- [Problem to work on] Return the records exactly, please. Every line should match.

- [Dataset records]
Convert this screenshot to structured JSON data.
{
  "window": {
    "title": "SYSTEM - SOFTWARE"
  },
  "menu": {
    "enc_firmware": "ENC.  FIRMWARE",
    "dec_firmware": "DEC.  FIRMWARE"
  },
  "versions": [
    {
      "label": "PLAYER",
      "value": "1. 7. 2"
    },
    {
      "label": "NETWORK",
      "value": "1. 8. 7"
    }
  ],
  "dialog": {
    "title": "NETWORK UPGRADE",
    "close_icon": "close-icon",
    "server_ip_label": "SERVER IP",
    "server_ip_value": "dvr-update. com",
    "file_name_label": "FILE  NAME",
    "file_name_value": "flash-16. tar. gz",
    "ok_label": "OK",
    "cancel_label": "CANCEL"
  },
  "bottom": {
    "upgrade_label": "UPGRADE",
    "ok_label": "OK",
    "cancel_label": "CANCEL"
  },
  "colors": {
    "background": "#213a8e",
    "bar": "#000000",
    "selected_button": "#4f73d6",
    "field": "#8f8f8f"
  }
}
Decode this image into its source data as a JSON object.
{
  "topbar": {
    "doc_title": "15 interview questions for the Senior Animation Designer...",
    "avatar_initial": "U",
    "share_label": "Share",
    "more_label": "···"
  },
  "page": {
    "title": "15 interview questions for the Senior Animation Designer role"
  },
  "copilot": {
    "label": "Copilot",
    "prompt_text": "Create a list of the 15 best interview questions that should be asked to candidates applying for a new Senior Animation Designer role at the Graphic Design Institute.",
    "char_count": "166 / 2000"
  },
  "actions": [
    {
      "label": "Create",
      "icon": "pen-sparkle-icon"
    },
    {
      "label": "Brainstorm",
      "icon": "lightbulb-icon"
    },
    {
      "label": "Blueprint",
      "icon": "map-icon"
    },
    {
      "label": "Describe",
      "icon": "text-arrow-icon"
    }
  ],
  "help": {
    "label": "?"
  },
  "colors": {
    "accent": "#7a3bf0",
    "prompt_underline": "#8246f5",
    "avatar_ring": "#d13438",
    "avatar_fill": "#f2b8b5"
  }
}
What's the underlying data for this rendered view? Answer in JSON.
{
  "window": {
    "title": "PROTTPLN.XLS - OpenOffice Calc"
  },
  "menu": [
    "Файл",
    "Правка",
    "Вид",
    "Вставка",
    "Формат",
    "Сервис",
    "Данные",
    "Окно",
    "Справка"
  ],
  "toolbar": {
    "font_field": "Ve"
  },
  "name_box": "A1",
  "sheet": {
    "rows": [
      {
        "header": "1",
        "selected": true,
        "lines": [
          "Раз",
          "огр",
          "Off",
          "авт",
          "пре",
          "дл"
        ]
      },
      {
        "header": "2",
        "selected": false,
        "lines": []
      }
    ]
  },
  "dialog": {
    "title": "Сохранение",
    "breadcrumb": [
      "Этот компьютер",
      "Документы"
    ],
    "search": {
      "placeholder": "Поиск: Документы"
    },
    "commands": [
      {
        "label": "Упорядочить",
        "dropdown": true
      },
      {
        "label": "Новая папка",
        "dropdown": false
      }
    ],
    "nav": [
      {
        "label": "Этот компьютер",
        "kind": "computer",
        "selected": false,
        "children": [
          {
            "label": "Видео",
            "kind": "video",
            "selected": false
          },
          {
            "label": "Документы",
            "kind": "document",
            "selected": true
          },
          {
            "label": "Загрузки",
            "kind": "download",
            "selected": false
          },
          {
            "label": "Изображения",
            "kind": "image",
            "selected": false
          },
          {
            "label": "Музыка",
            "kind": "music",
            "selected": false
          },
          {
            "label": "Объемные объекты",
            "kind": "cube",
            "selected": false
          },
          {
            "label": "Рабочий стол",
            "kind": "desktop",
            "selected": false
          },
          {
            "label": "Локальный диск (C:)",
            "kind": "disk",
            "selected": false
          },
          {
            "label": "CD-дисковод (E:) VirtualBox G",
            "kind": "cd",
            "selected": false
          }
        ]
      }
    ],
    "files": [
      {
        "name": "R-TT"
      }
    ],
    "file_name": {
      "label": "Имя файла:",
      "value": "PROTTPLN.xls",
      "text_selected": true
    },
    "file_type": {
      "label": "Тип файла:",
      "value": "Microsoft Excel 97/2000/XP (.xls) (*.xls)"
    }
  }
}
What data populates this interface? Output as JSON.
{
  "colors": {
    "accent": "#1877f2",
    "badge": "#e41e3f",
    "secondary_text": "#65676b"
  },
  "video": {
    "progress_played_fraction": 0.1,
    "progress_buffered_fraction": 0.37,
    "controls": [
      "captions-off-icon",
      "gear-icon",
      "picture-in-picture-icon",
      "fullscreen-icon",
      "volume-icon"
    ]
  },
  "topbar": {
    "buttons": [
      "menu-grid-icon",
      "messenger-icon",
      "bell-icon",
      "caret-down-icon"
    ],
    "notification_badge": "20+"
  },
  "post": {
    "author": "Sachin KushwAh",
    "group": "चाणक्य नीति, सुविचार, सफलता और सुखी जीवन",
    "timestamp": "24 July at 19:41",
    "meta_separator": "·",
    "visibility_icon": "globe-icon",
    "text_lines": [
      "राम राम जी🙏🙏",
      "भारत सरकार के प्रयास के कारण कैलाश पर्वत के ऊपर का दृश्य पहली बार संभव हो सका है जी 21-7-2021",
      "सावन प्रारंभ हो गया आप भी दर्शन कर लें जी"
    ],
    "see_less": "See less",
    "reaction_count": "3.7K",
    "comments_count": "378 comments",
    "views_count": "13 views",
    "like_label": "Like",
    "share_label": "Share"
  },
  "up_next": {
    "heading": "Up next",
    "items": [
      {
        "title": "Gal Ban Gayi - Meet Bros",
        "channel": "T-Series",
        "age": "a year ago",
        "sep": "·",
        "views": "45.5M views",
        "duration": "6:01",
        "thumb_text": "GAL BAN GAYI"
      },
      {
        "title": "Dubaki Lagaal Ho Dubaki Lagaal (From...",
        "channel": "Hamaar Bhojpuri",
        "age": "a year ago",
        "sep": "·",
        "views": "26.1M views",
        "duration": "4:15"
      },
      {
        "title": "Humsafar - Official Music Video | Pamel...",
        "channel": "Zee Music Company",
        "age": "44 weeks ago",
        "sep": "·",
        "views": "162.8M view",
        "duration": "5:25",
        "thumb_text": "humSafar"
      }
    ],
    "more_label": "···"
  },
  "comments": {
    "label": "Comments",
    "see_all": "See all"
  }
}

- [Task answer]
Convert this screenshot to structured JSON data.
{
  "window": {
    "title": "SYSTEM - SOFTWARE"
  },
  "menu": {
    "enc_firmware": "ENC.  FIRMWARE",
    "dec_firmware": "DEC.  FIRMWARE"
  },
  "versions": [
    {
      "label": "PLAYER",
      "value": "1. 7. 2"
    },
    {
      "label": "NETWORK",
      "value": "1. 8. 7"
    }
  ],
  "dialog": {
    "title": "NETWORK UPGRADE",
    "close_icon": "close-icon",
    "server_ip_label": "SERVER IP",
    "server_ip_value": "dvr-update. com",
    "file_name_label": "FILE  NAME",
    "file_name_value": "flash-16. tar. gz",
    "ok_label": "OK",
    "cancel_label": "CANCEL"
  },
  "bottom": {
    "upgrade_label": "UPGRADE",
    "ok_label": "OK",
    "cancel_label": "CANCEL"
  },
  "colors": {
    "background": "#213a8e",
    "bar": "#000000",
    "selected_button": "#4f73d6",
    "field": "#8f8f8f"
  }
}
Decode this image into its source data as a JSON object.
{
  "topbar": {
    "doc_title": "15 interview questions for the Senior Animation Designer...",
    "avatar_initial": "U",
    "share_label": "Share",
    "more_label": "···"
  },
  "page": {
    "title": "15 interview questions for the Senior Animation Designer role"
  },
  "copilot": {
    "label": "Copilot",
    "prompt_text": "Create a list of the 15 best interview questions that should be asked to candidates applying for a new Senior Animation Designer role at the Graphic Design Institute.",
    "char_count": "166 / 2000"
  },
  "actions": [
    {
      "label": "Create",
      "icon": "pen-sparkle-icon"
    },
    {
      "label": "Brainstorm",
      "icon": "lightbulb-icon"
    },
    {
      "label": "Blueprint",
      "icon": "map-icon"
    },
    {
      "label": "Describe",
      "icon": "text-arrow-icon"
    }
  ],
  "help": {
    "label": "?"
  },
  "colors": {
    "accent": "#7a3bf0",
    "prompt_underline": "#8246f5",
    "avatar_ring": "#d13438",
    "avatar_fill": "#f2b8b5"
  }
}
What's the underlying data for this rendered view? Answer in JSON.
{
  "window": {
    "title": "PROTTPLN.XLS - OpenOffice Calc"
  },
  "menu": [
    "Файл",
    "Правка",
    "Вид",
    "Вставка",
    "Формат",
    "Сервис",
    "Данные",
    "Окно",
    "Справка"
  ],
  "toolbar": {
    "font_field": "Ve"
  },
  "name_box": "A1",
  "sheet": {
    "rows": [
      {
        "header": "1",
        "selected": true,
        "lines": [
          "Раз",
          "огр",
          "Off",
          "авт",
          "пре",
          "дл"
        ]
      },
      {
        "header": "2",
        "selected": false,
        "lines": []
      }
    ]
  },
  "dialog": {
    "title": "Сохранение",
    "breadcrumb": [
      "Этот компьютер",
      "Документы"
    ],
    "search": {
      "placeholder": "Поиск: Документы"
    },
    "commands": [
      {
        "label": "Упорядочить",
        "dropdown": true
      },
      {
        "label": "Новая папка",
        "dropdown": false
      }
    ],
    "nav": [
      {
        "label": "Этот компьютер",
        "kind": "computer",
        "selected": false,
        "children": [
          {
            "label": "Видео",
            "kind": "video",
            "selected": false
          },
          {
            "label": "Документы",
            "kind": "document",
            "selected": true
          },
          {
            "label": "Загрузки",
            "kind": "download",
            "selected": false
          },
          {
            "label": "Изображения",
            "kind": "image",
            "selected": false
          },
          {
            "label": "Музыка",
            "kind": "music",
            "selected": false
          },
          {
            "label": "Объемные объекты",
            "kind": "cube",
            "selected": false
          },
          {
            "label": "Рабочий стол",
            "kind": "desktop",
            "selected": false
          },
          {
            "label": "Локальный диск (C:)",
            "kind": "disk",
            "selected": false
          },
          {
            "label": "CD-дисковод (E:) VirtualBox G",
            "kind": "cd",
            "selected": false
          }
        ]
      }
    ],
    "files": [
      {
        "name": "R-TT"
      }
    ],
    "file_name": {
      "label": "Имя файла:",
      "value": "PROTTPLN.xls",
      "text_selected": true
    },
    "file_type": {
      "label": "Тип файла:",
      "value": "Microsoft Excel 97/2000/XP (.xls) (*.xls)"
    }
  }
}
What data populates this interface? Output as JSON.
{
  "colors": {
    "accent": "#1877f2",
    "badge": "#e41e3f",
    "secondary_text": "#65676b"
  },
  "video": {
    "progress_played_fraction": 0.1,
    "progress_buffered_fraction": 0.37,
    "controls": [
      "captions-off-icon",
      "gear-icon",
      "picture-in-picture-icon",
      "fullscreen-icon",
      "volume-icon"
    ]
  },
  "topbar": {
    "buttons": [
      "menu-grid-icon",
      "messenger-icon",
      "bell-icon",
      "caret-down-icon"
    ],
    "notification_badge": "20+"
  },
  "post": {
    "author": "Sachin KushwAh",
    "group": "चाणक्य नीति, सुविचार, सफलता और सुखी जीवन",
    "timestamp": "24 July at 19:41",
    "meta_separator": "·",
    "visibility_icon": "globe-icon",
    "text_lines": [
      "राम राम जी🙏🙏",
      "भारत सरकार के प्रयास के कारण कैलाश पर्वत के ऊपर का दृश्य पहली बार संभव हो सका है जी 21-7-2021",
      "सावन प्रारंभ हो गया आप भी दर्शन कर लें जी"
    ],
    "see_less": "See less",
    "reaction_count": "3.7K",
    "comments_count": "378 comments",
    "views_count": "13 views",
    "like_label": "Like",
    "share_label": "Share"
  },
  "up_next": {
    "heading": "Up next",
    "items": [
      {
        "title": "Gal Ban Gayi - Meet Bros",
        "channel": "T-Series",
        "age": "a year ago",
        "sep": "·",
        "views": "45.5M views",
        "duration": "6:01",
        "thumb_text": "GAL BAN GAYI"
      },
      {
        "title": "Dubaki Lagaal Ho Dubaki Lagaal (From...",
        "channel": "Hamaar Bhojpuri",
        "age": "a year ago",
        "sep": "·",
        "views": "26.1M views",
        "duration": "4:15"
      },
      {
        "title": "Humsafar - Official Music Video | Pamel...",
        "channel": "Zee Music Company",
        "age": "44 weeks ago",
        "sep": "·",
        "views": "162.8M view",
        "duration": "5:25",
        "thumb_text": "humSafar"
      }
    ],
    "more_label": "···"
  },
  "comments": {
    "label": "Comments",
    "see_all": "See all"
  }
}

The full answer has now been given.